It gave up accreditation by The Joint Commission — an Illinois-based organization that evaluates medical providers — in late May rather than undergo an impending survey by the organization, and in the meantime said it's working to come into compliance with federal standards under a reform agreement announced in June.
"We thought this information had been shared via the electronic bulletin board, but it wasn't found after doing a preliminary search of the site," the Department of Social and Health Services, which runs the hospital, told staff in a statement dated Sunday.
The department on Monday began scrubbing its websites and job postings of references to the accreditation.
Western State has been plagued by assaults on staff as well as hiring and quality-of-care issues. In April, two dangerous men, including one charged with torturing a woman to death, escaped out a window.
The decision to forego accreditation came just before the hospital entered a reform agreement with federal regulators in June to fix safety problems that threatened millions of dollars in federal funding. Western State was due for a survey by The Joint Commission in June, but requested a delay.
The organization refused, and DSHS — following discussions with the governor's office, the attorney general's office and the federal Centers for Medicare and Medicaid Services — decided it was unlikely to succeed in maintaining accreditation with The Joint Commission until it comes into compliance with federal standards, Carla Reyes, assistant secretary for the DSHS Behavioral Health Administration, said in a written statement Monday.
"Given this reality, it did not make sense to go through another external survey since we are now working directly with CMS," she said. "We don't believe that lack of accreditation will jeopardize the care, safety and security our patients. However, they will be impacted if we continue to not meet the CMS conditions."
She said that according to Western State Chief Executive Cheryl Strange, "there were discussions about the change during supervisors meetings and leadership team meetings," but "the website and hiring information was not updated with this information. This was an unintentional oversight which the hospital has moved immediately to correct."
Paul Vilja, a nursing supervisor at Western State, said he filed a whistleblower complaint over the weekend after learning that the hospital had not disclosed to staff or prospective employees that it no longer had accreditation. Vilja said he first heard the news late last week, after a co-worker attended a "high-level" meeting and was stunned to hear of it.
"No staff were informed, no union was informed," he said. "It was done in silence, essentially."
Vilja said the news has serious implications for hiring at Western State.
"People will not apply to work here as soon as they find that out," he said. "If you go work for a facility or agency that's not accredited, there's a higher probability you may be asked to take an action that would endanger a patient. There's a higher likelihood you could lose your license."

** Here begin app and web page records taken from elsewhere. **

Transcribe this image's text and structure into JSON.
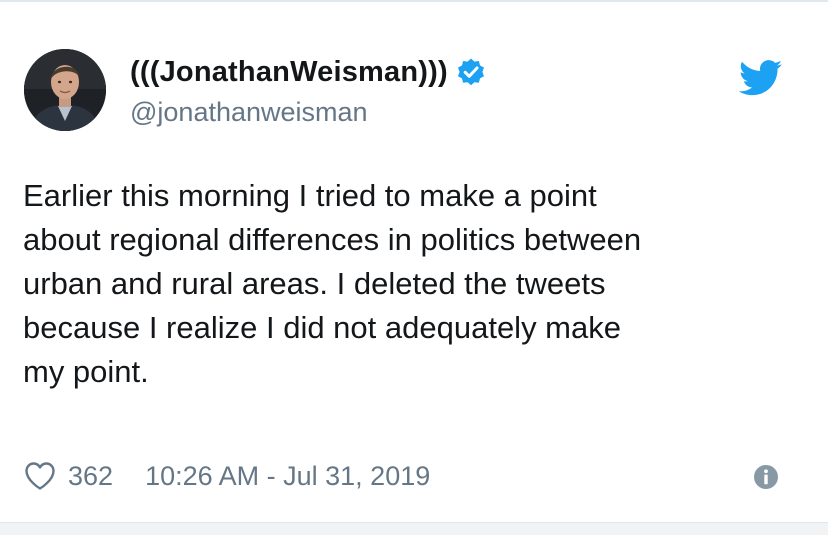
{
  "tweet": {
    "display_name": "(((JonathanWeisman)))",
    "handle": "@jonathanweisman",
    "text_lines": [
      "Earlier this morning I tried to make a point",
      "about regional differences in politics between",
      "urban and rural areas. I deleted the tweets",
      "because I realize I did not adequately make",
      "my point."
    ],
    "like_count": "362",
    "timestamp": "10:26 AM - Jul 31, 2019"
  },
  "icons": {
    "avatar": "avatar",
    "verified": "verified-badge-icon",
    "brand": "twitter-bird-icon",
    "like": "heart-icon",
    "info": "info-icon"
  },
  "colors": {
    "accent": "#1da1f2",
    "text": "#14171a",
    "muted": "#657786"
  }
}
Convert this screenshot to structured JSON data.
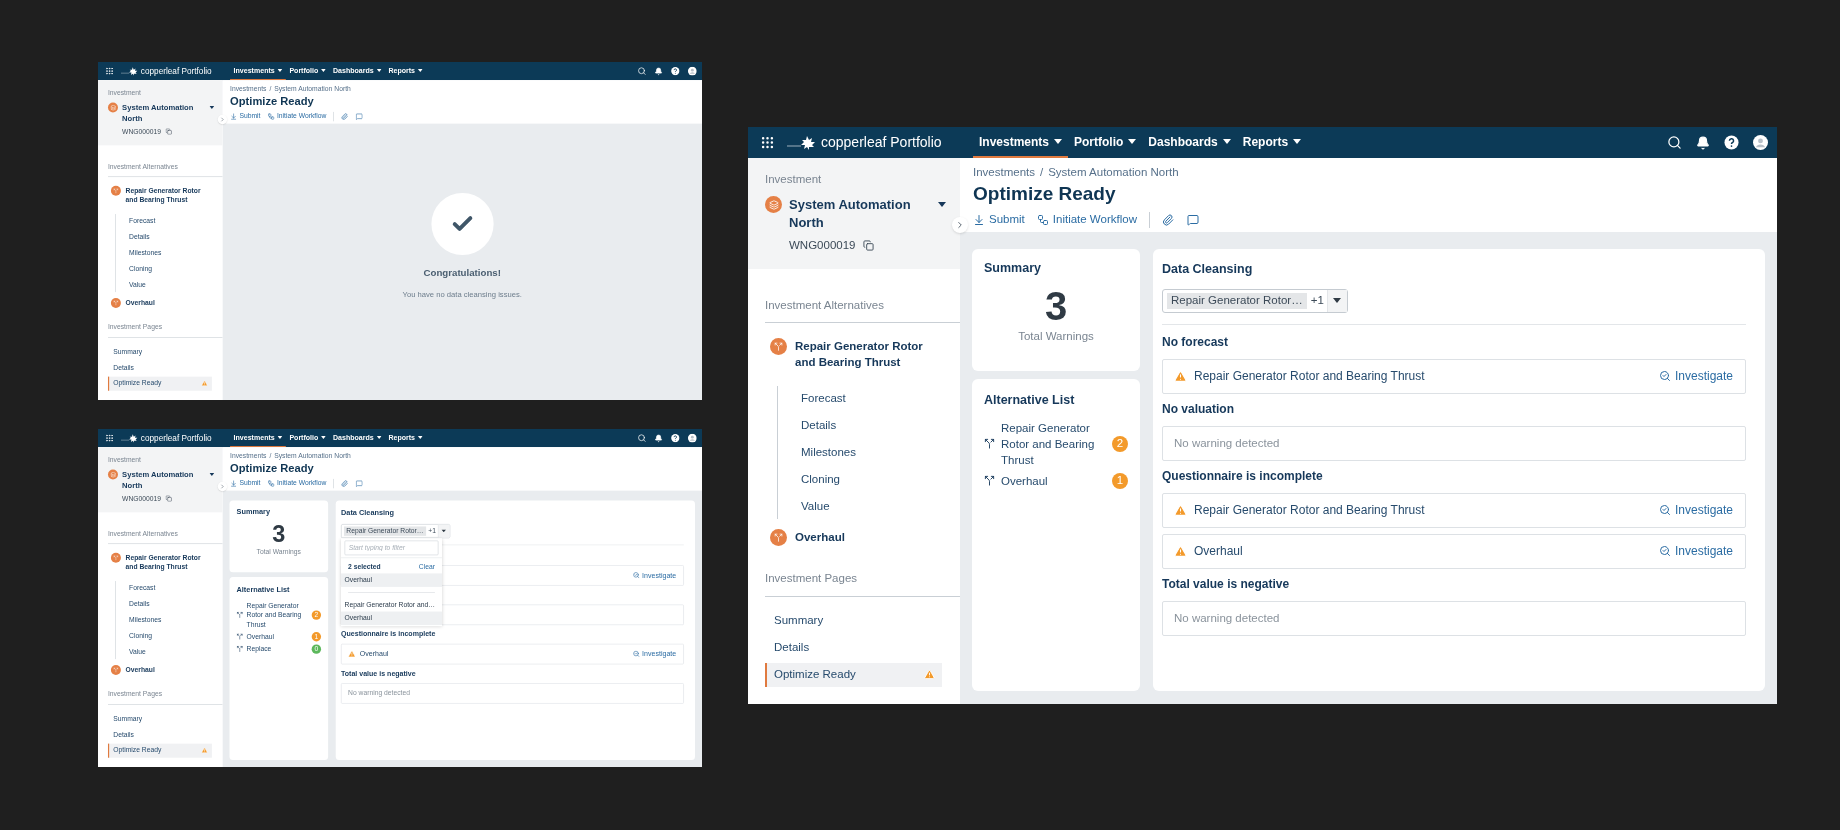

The state's other mental hospital, Eastern State, near Spokane, remains accredited.
Copyright 2019 The Associated Press. All rights reserved. This material may not be published, broadcast, rewritten or redistributed.